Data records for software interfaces
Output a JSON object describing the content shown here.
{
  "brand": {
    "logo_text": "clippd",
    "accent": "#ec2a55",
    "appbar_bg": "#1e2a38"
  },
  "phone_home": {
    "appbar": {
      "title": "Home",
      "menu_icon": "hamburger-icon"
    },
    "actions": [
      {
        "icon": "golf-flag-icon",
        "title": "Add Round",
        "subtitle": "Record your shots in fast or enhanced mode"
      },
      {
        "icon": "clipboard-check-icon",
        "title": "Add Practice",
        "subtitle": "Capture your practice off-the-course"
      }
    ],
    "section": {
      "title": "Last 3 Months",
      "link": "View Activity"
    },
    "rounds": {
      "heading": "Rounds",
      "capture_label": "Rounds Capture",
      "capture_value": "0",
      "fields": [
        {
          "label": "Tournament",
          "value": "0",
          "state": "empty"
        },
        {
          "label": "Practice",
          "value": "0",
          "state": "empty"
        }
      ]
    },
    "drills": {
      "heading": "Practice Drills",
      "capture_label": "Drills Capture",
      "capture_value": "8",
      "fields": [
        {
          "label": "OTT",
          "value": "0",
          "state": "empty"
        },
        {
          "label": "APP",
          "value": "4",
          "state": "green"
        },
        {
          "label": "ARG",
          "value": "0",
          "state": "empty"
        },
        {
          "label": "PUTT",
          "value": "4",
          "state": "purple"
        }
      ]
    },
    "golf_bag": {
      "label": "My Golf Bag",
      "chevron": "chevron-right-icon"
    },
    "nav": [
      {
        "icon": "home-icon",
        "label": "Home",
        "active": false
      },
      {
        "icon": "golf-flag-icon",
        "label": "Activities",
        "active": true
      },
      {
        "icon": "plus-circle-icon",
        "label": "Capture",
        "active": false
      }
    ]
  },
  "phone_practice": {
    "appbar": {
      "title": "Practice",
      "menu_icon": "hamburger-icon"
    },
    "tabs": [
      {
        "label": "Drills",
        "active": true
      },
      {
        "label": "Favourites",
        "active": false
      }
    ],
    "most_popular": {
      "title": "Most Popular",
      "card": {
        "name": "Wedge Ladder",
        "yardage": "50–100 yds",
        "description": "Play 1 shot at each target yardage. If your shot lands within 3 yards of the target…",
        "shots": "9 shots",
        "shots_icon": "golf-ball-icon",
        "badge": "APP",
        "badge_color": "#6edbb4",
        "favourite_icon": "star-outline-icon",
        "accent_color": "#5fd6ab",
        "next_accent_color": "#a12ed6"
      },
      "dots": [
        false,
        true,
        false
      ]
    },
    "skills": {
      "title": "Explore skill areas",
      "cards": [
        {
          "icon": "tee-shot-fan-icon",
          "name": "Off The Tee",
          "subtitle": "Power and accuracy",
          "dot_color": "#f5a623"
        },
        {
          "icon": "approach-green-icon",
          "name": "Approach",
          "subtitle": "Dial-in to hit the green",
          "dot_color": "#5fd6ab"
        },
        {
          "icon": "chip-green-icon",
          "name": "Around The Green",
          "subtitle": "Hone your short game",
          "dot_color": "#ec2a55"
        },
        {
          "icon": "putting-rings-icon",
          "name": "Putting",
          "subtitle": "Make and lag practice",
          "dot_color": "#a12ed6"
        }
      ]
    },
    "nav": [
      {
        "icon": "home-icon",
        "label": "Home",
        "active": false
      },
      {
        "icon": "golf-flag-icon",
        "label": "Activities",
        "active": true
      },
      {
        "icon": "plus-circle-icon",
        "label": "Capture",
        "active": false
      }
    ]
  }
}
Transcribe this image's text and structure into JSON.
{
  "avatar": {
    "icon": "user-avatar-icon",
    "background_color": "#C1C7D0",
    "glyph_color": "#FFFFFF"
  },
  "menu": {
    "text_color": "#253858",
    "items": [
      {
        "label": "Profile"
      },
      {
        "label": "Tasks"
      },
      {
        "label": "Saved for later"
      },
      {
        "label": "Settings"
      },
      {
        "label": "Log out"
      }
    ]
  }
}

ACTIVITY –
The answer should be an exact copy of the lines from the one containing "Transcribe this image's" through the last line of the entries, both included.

REPLY –
Transcribe this image's text and structure into JSON.
{
  "avatar": {
    "icon": "user-avatar-icon",
    "background_color": "#C1C7D0",
    "glyph_color": "#FFFFFF"
  },
  "menu": {
    "text_color": "#253858",
    "items": [
      {
        "label": "Profile"
      },
      {
        "label": "Tasks"
      },
      {
        "label": "Saved for later"
      },
      {
        "label": "Settings"
      },
      {
        "label": "Log out"
      }
    ]
  }
}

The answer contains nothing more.